• Activity: Print all the data, keeping every line exactly as it is.

───── Records shown

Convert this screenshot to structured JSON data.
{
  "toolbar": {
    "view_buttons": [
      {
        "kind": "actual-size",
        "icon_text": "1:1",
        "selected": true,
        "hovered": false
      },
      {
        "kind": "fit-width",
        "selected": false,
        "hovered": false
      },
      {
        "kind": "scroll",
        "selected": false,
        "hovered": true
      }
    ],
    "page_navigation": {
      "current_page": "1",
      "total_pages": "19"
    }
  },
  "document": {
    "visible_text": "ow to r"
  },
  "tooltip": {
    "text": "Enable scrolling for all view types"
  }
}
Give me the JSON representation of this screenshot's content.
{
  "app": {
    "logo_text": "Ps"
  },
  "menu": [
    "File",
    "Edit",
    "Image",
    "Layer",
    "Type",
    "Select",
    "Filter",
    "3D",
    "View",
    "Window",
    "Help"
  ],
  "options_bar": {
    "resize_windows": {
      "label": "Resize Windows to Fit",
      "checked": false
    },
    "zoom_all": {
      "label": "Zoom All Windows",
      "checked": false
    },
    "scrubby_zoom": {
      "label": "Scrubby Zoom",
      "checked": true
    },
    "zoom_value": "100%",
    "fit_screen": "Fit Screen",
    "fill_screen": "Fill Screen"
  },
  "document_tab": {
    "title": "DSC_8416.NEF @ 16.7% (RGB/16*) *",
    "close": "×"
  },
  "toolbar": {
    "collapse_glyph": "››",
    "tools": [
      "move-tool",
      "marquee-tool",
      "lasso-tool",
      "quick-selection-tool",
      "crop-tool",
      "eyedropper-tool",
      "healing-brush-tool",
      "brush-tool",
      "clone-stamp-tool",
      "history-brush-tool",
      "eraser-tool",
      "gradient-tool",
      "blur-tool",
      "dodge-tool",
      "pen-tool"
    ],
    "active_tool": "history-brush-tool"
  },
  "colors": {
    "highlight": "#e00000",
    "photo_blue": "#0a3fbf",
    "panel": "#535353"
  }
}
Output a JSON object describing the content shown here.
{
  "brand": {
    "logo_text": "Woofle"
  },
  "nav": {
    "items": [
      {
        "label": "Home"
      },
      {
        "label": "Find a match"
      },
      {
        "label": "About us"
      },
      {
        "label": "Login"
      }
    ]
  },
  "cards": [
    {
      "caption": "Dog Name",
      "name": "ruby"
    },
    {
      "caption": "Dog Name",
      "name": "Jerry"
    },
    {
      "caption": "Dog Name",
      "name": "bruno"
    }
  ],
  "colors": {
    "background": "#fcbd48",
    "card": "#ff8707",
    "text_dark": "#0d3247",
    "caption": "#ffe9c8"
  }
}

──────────

• Completed exercise:
Convert this screenshot to structured JSON data.
{
  "toolbar": {
    "view_buttons": [
      {
        "kind": "actual-size",
        "icon_text": "1:1",
        "selected": true,
        "hovered": false
      },
      {
        "kind": "fit-width",
        "selected": false,
        "hovered": false
      },
      {
        "kind": "scroll",
        "selected": false,
        "hovered": true
      }
    ],
    "page_navigation": {
      "current_page": "1",
      "total_pages": "19"
    }
  },
  "document": {
    "visible_text": "ow to r"
  },
  "tooltip": {
    "text": "Enable scrolling for all view types"
  }
}
Give me the JSON representation of this screenshot's content.
{
  "app": {
    "logo_text": "Ps"
  },
  "menu": [
    "File",
    "Edit",
    "Image",
    "Layer",
    "Type",
    "Select",
    "Filter",
    "3D",
    "View",
    "Window",
    "Help"
  ],
  "options_bar": {
    "resize_windows": {
      "label": "Resize Windows to Fit",
      "checked": false
    },
    "zoom_all": {
      "label": "Zoom All Windows",
      "checked": false
    },
    "scrubby_zoom": {
      "label": "Scrubby Zoom",
      "checked": true
    },
    "zoom_value": "100%",
    "fit_screen": "Fit Screen",
    "fill_screen": "Fill Screen"
  },
  "document_tab": {
    "title": "DSC_8416.NEF @ 16.7% (RGB/16*) *",
    "close": "×"
  },
  "toolbar": {
    "collapse_glyph": "››",
    "tools": [
      "move-tool",
      "marquee-tool",
      "lasso-tool",
      "quick-selection-tool",
      "crop-tool",
      "eyedropper-tool",
      "healing-brush-tool",
      "brush-tool",
      "clone-stamp-tool",
      "history-brush-tool",
      "eraser-tool",
      "gradient-tool",
      "blur-tool",
      "dodge-tool",
      "pen-tool"
    ],
    "active_tool": "history-brush-tool"
  },
  "colors": {
    "highlight": "#e00000",
    "photo_blue": "#0a3fbf",
    "panel": "#535353"
  }
}
Output a JSON object describing the content shown here.
{
  "brand": {
    "logo_text": "Woofle"
  },
  "nav": {
    "items": [
      {
        "label": "Home"
      },
      {
        "label": "Find a match"
      },
      {
        "label": "About us"
      },
      {
        "label": "Login"
      }
    ]
  },
  "cards": [
    {
      "caption": "Dog Name",
      "name": "ruby"
    },
    {
      "caption": "Dog Name",
      "name": "Jerry"
    },
    {
      "caption": "Dog Name",
      "name": "bruno"
    }
  ],
  "colors": {
    "background": "#fcbd48",
    "card": "#ff8707",
    "text_dark": "#0d3247",
    "caption": "#ffe9c8"
  }
}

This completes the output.